switching combinations is now less, due to the fact that the dramatic control. desk has taken over , part of their functions, are more simply equipped than those shown in fig. 3; they each contain only one fading unit for example. In addition to the facilitation of the performance of plays, there is another advantage, in the division chosen in the case of the K.R.O. studios: if necessary three transmitters çan he furnished with programme at the same time. In order not to decrease too much the number of rehearsals which can take place at once by the combining of several mixing cabins to a single' control room, the two ordinary control tables are so arranged that they can be used for a simple rehearsal during a broadcast. The large concert hall again has its own mixing cabin; moreover, one of the control tables is in visual contact with 'the small concert hall.

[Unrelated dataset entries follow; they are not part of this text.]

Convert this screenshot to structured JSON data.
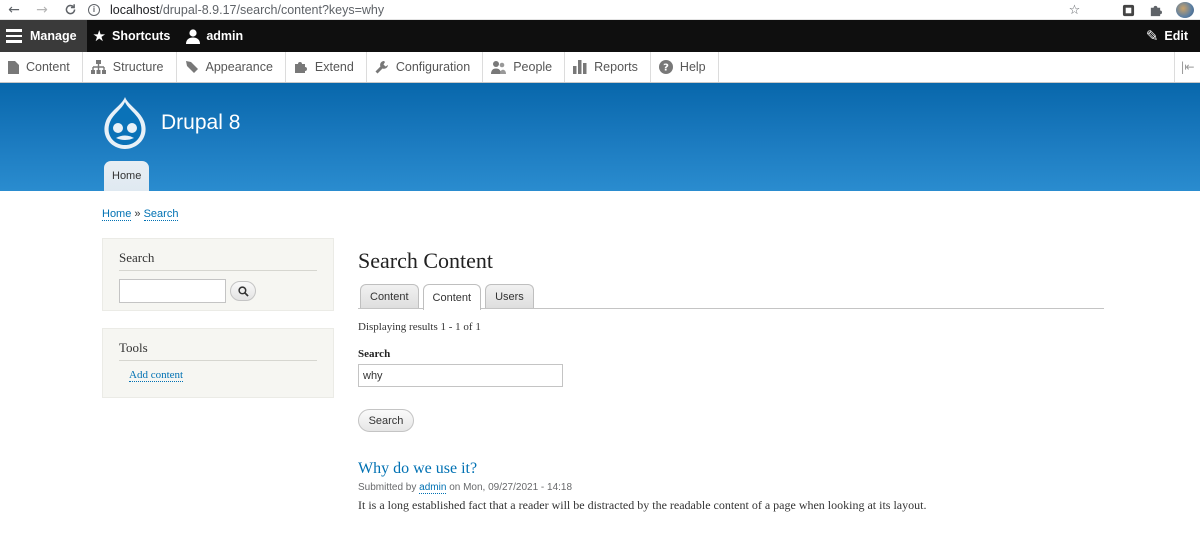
{
  "browser": {
    "back_icon": "arrow-left-icon",
    "forward_icon": "arrow-right-icon",
    "reload_icon": "reload-icon",
    "url_host": "localhost",
    "url_path": "/drupal-8.9.17/search/content?keys=why"
  },
  "toolbar": {
    "manage": "Manage",
    "shortcuts": "Shortcuts",
    "user": "admin",
    "edit": "Edit"
  },
  "tray": {
    "items": [
      {
        "label": "Content",
        "icon": "content-icon"
      },
      {
        "label": "Structure",
        "icon": "structure-icon"
      },
      {
        "label": "Appearance",
        "icon": "appearance-icon"
      },
      {
        "label": "Extend",
        "icon": "extend-icon"
      },
      {
        "label": "Configuration",
        "icon": "wrench-icon"
      },
      {
        "label": "People",
        "icon": "people-icon"
      },
      {
        "label": "Reports",
        "icon": "reports-icon"
      },
      {
        "label": "Help",
        "icon": "help-icon"
      }
    ]
  },
  "header": {
    "site_name": "Drupal 8",
    "home_tab": "Home"
  },
  "breadcrumb": {
    "home": "Home",
    "separator": "»",
    "current": "Search"
  },
  "sidebar": {
    "search_title": "Search",
    "search_value": "",
    "tools_title": "Tools",
    "add_content": "Add content"
  },
  "main": {
    "title": "Search Content",
    "tabs": [
      "Content",
      "Content",
      "Users"
    ],
    "active_tab": 1,
    "results_count": "Displaying results 1 - 1 of 1",
    "search_label": "Search",
    "search_value": "why",
    "submit_label": "Search",
    "result": {
      "title": "Why do we use it?",
      "submitted_by": "Submitted by",
      "author": "admin",
      "date": "on Mon, 09/27/2021 - 14:18",
      "snippet": "It is a long established fact that a reader will be distracted by the readable content of a page when looking at its layout."
    }
  },
  "colors": {
    "toolbar_bg": "#0f0f0f",
    "header_blue": "#0867ab",
    "link": "#0071b3"
  }
}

Compiled by S. GRADSTEIN.


J. de BOER.



Loud speakers have the tendency' to exhibit a certain directional effect which becomes more pronounced with increasing frequency. Where such a beam formation of the high tones is undesired, i.e., in small rooms, the directional effect can be neutralized by means of sound diffusers. These are bodies of definite shape and dimensions which are placed in the path of the sound Waves.The required diameter of a sphere to be used as a sound diffuser can be derived theoretically. In the loud speakers of the Philips radio sets a cone and vertical partitions in front of the cone of the loud speaker are used as sound diffuser. The most suitable form and dimensions of these sound diffusers for scattering sound are determined experimentally .


.Wh~n sound amplification is used in halls which have too long a reverberation time, an improvement of the acoustics of the hall can often be obtained by making use' of loud speakers with a directional effect 1). If these loud speakers are directed toward the part of the hall occupied by the audience, the sound intensity is there increased without an amplification of t~e' reverberation necessarily also occurring. Aside from such special cases, however, a directional effect is generally not desired with loud speakers. This is particularly true In the case of the loud speaker in thehome. In this case the listener does not wish the fact of his listening or not listening to the radio to determine the place where he shall sit, but he wishes to be able. to hear the




1) See J. de Boer, Sound Amplification, Philips technoRev. 3, 221, 1938, especially pages 226-227.

programme equally well from any spot in the room. Every loud speaker has a certain natural directional effect. In the following we shall discuss the , ex~ent to which t~is effect may be disturbing, and how it is possible to neutralize such a disturbing directional effect. The directional effect of loud speak~rs The appearance of a directional effect in sound radiation means that the distrihution of intensity of the sound waves emitted deviates from spherical symmetry. The form ofthe distcihution of theintensity of the sound wave depends upon the shape, the position 'and the dimensions of the radiating body. ,The loud speaker of a receiving set may for our purpose be considered by approximation to be a circular vibrating membrane placed in an infinitely 'large baffle board. The sound waves radiated from this source are spherically symmetrical only when